Risk of trachomatous scarring and trichiasis in Gambians varies with SNP haplotypes at the interferon-gamma and interleukin-10 loci.
Natividad A., Wilson J., Koch O., Holland MJ., Rockett K., Faal N., Jallow O., Joof HM., Burton MJ., Alexander NDE., Kwiatkowski DP., Mabey DCW., Bailey RL.
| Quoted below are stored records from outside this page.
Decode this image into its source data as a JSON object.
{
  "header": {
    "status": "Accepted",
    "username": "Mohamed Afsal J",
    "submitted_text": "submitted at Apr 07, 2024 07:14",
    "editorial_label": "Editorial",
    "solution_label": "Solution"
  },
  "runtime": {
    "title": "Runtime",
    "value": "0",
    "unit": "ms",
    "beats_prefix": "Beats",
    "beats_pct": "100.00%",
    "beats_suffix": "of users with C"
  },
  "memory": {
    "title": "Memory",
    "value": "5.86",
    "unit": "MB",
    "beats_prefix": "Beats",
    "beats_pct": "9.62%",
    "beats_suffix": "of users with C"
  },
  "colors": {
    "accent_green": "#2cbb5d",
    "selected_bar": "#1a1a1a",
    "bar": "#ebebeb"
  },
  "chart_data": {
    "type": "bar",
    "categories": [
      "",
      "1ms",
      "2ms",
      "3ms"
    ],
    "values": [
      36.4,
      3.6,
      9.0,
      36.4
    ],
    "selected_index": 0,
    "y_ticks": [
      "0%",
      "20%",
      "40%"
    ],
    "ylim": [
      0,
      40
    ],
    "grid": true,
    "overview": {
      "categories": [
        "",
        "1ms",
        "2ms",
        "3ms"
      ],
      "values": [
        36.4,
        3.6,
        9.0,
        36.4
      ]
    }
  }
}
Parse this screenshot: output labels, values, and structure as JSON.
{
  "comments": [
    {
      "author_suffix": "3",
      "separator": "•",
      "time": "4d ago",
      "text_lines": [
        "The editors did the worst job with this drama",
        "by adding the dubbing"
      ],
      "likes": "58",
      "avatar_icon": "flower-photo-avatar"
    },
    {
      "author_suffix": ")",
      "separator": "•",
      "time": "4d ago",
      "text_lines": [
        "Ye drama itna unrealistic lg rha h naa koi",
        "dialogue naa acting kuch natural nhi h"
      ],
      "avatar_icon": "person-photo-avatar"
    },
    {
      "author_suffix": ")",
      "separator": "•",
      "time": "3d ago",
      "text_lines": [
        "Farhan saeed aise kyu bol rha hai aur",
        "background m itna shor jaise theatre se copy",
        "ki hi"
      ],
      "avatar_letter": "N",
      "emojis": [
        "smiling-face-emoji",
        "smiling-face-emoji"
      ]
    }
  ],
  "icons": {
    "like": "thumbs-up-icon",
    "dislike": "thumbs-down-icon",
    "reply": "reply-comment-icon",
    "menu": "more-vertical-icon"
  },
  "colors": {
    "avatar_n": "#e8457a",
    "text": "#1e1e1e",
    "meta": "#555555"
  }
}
Experimental evidence implicates interferon gamma (IFNgamma) in protection from and resolution of chlamydial infection. Conversely, interleukin 10 (IL10) is associated with susceptibility and persistence of infection and pathology. We studied genetic variation within the IL10 and IFNgamma loci in relation to the risk of developing severe complications of human ocular Chlamydia trachomatis infection. A total of 651 Gambian subjects with scarring trachoma, of whom 307 also had potentially blinding trichiasis and pair-matched controls with normal eyelids, were screened for associations between single-nucleotide polymorphisms (SNPs), SNP haplotypes and the risk of disease. MassEXTEND (Sequenom) and MALDI-TOF mass spectrometry were used for detection and analysis of SNPs and the programs PHASE and SNPHAP used to infer haplotypes from population genetic data. Multivariate conditional logistic regression analysis identified IL10 and IFNgamma SNP haplotypes associated with increased risk of both trachomatous scarring and trichiasis. SNPs in putative IFNgamma and IL10 regulatory regions lay within the disease-associated haplotypes. The IFNgamma +874A allele, previously linked to lower IFNgamma production, lies in the IFNgamma risk haplotype and was more common among cases than controls, but not significantly so. The promoter IL10-1082G allele, previously associated with high IL10 expression, is in both susceptibility and resistance haplotypes.